__ACTIVITY__.
Write out every line below that contains "bottom".
───── DATA SUPPLIED ─────
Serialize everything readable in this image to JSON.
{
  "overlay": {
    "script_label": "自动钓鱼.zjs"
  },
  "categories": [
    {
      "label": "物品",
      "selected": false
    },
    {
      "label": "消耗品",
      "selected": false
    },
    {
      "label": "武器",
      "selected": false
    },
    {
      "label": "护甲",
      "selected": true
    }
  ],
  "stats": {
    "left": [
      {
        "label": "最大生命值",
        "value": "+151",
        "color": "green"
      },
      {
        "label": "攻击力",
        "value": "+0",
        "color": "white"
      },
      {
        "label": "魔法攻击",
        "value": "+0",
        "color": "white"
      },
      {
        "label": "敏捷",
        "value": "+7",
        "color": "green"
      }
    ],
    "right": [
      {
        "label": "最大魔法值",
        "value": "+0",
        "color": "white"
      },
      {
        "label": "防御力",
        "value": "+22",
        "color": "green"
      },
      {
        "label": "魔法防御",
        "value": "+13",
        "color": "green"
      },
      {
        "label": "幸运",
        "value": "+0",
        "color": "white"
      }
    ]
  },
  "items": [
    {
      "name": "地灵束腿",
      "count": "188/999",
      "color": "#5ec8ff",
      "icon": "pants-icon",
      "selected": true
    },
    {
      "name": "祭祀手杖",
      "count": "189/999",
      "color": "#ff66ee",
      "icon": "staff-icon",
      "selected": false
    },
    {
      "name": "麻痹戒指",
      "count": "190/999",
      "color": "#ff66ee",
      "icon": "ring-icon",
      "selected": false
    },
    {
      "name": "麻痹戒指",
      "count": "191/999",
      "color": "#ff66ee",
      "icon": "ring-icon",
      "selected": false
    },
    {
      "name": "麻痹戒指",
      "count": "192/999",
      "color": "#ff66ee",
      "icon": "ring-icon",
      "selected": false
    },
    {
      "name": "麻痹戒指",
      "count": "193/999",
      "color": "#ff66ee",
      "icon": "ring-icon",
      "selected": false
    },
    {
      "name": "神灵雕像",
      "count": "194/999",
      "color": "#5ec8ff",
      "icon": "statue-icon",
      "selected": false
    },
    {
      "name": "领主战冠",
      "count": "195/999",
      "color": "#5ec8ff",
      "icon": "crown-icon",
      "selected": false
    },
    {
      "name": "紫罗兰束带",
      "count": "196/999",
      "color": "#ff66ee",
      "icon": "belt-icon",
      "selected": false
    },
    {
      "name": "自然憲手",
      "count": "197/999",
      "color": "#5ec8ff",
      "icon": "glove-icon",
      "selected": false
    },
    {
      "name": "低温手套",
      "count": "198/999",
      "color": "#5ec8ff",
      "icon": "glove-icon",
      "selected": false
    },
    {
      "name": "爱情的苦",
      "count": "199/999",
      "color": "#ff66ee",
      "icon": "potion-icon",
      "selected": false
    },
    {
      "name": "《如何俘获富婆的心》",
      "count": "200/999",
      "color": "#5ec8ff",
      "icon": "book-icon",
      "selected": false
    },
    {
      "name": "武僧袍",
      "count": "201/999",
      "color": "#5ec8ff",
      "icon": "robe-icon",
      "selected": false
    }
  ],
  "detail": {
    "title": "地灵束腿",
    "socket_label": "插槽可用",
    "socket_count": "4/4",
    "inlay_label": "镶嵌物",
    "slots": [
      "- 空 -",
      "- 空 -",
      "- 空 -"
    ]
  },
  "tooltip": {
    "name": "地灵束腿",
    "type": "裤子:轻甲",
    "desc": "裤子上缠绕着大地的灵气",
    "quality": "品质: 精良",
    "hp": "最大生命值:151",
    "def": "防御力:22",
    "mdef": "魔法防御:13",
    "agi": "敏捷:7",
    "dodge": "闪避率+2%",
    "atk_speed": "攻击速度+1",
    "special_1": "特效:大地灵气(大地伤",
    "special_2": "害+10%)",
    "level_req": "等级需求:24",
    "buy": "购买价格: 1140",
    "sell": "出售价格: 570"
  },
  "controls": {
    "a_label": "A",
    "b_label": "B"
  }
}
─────
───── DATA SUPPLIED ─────
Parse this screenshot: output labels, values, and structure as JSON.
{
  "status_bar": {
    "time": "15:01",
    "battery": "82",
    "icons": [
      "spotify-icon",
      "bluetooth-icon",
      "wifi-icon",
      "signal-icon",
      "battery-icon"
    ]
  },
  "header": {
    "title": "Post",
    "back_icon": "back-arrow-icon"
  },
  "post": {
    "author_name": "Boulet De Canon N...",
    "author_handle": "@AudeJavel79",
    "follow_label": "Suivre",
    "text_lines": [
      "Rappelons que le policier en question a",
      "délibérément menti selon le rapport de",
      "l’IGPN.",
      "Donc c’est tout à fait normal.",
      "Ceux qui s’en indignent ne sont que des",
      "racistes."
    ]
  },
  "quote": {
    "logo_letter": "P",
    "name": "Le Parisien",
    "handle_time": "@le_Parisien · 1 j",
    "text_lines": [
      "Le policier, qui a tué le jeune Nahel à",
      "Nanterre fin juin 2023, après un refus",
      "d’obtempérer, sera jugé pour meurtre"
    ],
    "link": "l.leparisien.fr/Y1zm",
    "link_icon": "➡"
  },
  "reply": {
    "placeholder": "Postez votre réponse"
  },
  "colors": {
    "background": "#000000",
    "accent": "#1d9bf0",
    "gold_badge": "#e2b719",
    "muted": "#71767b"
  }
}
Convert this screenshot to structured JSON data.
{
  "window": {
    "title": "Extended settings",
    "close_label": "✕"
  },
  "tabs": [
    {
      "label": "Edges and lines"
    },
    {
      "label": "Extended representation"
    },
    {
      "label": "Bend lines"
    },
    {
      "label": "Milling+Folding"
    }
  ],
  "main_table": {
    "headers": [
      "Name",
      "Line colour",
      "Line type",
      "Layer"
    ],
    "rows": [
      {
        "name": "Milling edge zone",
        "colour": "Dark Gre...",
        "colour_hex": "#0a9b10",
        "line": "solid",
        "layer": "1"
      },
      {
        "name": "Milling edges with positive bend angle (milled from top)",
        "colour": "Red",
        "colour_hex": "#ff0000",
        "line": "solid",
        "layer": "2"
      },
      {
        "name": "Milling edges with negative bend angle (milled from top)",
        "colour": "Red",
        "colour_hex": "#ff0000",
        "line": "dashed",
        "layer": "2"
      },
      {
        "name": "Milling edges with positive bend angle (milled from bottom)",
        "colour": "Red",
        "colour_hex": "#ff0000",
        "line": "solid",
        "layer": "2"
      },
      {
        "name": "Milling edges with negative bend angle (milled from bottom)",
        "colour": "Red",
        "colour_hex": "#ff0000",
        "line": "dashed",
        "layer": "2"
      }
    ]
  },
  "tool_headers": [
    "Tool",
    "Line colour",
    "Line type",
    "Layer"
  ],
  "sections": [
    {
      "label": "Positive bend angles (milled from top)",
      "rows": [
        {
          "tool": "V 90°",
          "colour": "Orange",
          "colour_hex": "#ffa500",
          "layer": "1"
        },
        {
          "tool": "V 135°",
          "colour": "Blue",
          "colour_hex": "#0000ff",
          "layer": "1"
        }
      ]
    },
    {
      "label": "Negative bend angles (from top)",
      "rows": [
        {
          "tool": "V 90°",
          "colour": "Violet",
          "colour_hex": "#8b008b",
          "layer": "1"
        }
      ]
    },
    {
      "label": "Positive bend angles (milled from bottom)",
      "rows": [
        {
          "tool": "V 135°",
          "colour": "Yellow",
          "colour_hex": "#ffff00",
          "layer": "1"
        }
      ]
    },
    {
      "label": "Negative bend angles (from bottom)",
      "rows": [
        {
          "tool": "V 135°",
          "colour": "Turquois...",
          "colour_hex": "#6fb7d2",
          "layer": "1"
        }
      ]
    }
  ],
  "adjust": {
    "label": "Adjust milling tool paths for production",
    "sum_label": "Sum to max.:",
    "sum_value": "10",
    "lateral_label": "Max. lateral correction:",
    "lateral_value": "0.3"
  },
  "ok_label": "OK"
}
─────
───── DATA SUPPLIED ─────
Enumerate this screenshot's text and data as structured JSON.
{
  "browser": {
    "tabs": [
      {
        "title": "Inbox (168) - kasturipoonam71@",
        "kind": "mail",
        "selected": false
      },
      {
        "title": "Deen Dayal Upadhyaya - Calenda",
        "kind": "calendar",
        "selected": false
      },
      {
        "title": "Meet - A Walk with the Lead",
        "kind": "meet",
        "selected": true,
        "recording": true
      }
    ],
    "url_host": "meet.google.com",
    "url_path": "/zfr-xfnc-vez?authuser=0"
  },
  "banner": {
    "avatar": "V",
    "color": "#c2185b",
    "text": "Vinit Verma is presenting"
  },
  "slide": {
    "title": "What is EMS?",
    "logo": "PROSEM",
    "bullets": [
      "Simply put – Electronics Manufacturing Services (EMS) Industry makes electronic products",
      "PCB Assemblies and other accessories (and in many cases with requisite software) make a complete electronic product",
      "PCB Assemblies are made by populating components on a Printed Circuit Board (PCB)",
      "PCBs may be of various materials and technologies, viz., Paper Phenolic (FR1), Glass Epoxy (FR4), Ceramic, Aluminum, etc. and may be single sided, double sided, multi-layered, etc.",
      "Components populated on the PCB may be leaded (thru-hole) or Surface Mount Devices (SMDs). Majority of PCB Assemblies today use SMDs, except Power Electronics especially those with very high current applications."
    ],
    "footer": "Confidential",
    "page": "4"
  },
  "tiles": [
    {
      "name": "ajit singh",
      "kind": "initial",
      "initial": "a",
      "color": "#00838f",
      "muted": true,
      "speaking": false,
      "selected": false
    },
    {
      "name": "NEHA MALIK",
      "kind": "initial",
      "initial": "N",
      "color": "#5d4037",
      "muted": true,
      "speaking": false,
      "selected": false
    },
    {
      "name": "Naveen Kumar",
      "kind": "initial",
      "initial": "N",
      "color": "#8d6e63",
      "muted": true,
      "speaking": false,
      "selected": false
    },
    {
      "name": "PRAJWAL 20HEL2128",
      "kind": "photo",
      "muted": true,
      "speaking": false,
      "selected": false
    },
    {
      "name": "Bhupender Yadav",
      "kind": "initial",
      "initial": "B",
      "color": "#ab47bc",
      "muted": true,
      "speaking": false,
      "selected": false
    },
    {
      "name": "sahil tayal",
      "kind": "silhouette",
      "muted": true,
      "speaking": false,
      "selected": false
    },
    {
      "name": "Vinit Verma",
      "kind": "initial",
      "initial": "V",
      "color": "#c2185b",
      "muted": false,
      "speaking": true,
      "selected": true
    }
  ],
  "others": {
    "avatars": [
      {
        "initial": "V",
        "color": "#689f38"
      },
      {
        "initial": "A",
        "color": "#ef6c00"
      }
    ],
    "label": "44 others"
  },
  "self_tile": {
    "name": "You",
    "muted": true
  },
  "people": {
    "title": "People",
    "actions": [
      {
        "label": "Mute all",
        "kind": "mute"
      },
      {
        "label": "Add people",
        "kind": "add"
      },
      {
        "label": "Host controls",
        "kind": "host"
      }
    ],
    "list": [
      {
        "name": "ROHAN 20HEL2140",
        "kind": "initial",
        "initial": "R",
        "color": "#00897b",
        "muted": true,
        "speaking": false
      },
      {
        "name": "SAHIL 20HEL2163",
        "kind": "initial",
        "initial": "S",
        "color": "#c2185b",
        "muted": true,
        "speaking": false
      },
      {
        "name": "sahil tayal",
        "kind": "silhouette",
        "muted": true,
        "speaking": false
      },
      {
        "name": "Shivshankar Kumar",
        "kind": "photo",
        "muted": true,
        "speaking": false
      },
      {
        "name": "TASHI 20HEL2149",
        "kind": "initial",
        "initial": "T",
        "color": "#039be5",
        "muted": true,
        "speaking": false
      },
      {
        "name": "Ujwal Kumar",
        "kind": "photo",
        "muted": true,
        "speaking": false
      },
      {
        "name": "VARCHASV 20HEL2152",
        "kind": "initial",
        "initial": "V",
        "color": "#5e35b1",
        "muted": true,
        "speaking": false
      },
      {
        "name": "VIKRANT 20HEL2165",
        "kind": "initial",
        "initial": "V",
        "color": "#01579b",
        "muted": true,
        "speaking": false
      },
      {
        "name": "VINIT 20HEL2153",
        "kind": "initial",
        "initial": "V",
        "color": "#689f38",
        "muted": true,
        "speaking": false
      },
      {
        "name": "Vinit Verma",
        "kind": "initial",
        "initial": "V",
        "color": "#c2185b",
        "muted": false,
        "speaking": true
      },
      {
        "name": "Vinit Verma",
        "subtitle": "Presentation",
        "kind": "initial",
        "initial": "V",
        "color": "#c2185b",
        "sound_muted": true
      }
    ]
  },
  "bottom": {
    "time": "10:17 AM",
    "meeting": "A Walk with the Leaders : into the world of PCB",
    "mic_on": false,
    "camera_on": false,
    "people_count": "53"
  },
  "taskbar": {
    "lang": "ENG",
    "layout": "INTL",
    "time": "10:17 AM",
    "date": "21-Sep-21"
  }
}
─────
__ANSWER BOX__.
        "name": "Milling edges with positive bend angle (milled from bottom)",
        "name": "Milling edges with negative bend angle (milled from bottom)",
      "label": "Positive bend angles (milled from bottom)",
      "label": "Negative bend angles (from bottom)",
  "bottom": {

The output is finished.